Giants defensive end Pierre-Paul reacts after blocking the field goal attempt by Cowboys kicker Bailey in Arlington, Texas

New York Giants defensive end Jason Pierre-Paul (C) reacts after blocking the field goal attempt by Dallas Cowboys kicker Dan Bailey (5) in the second half of their NFL football game in Arlington, Texas December 11, 2011. REUTERS/Mike Stone (UNITED STATES - Tags: SPORT FOOTBALL)


There’s a belief, supposedly supported by statistics, that calling a time out to ice the kicker doesn’t really hurt the kicker, and thus doesn’t help the effort.

But it can nevertheless have a very specific benefit to the defense.

Giants defensive end Jason Pierre-Paul explained during Monday’s PFT Live that the meaningless kick coming after coach Tom Coughlin called a last-second time out helped Pierre-Paul adjust his approach to the ball on the next try, changing the path from over the guard to over the center.

And on the next try, Pierre-Paul blocked the kick.

So, basically, icing the kicker with a late time out will now be in vogue again.
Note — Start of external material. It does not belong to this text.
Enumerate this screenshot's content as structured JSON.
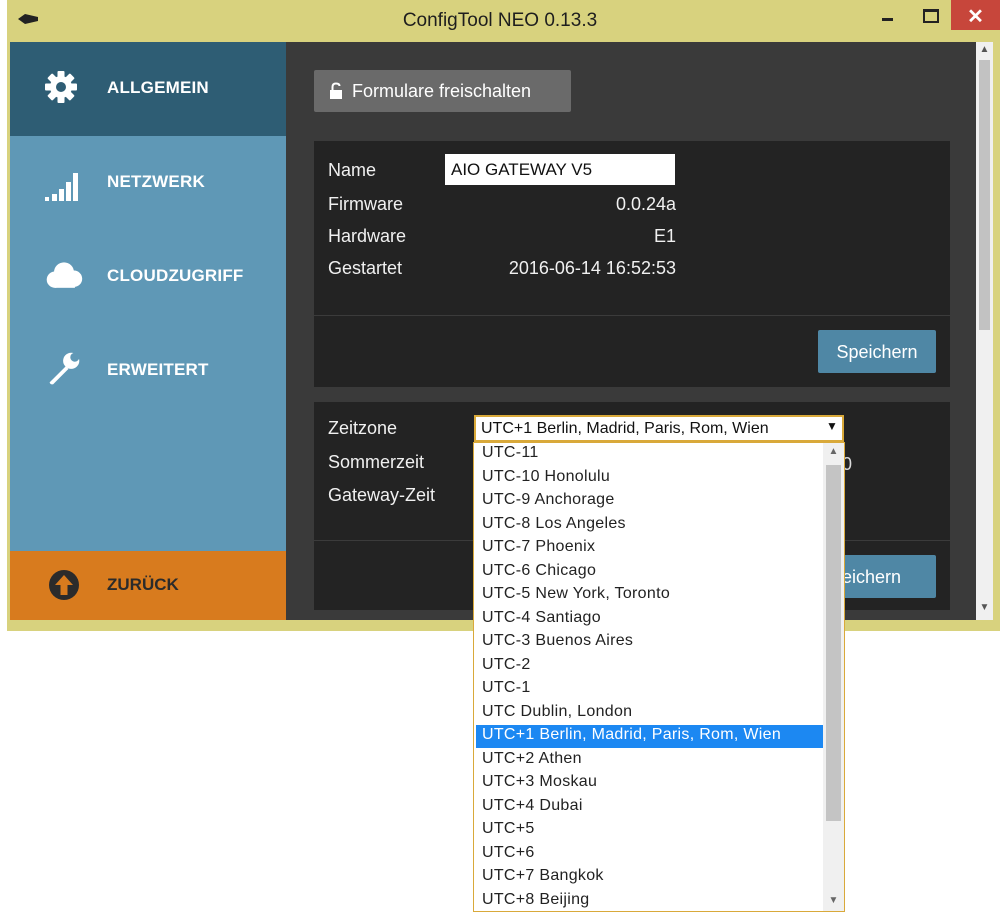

At least until a kicker misses the kick that is wiped off the board by a time out and makes the next one.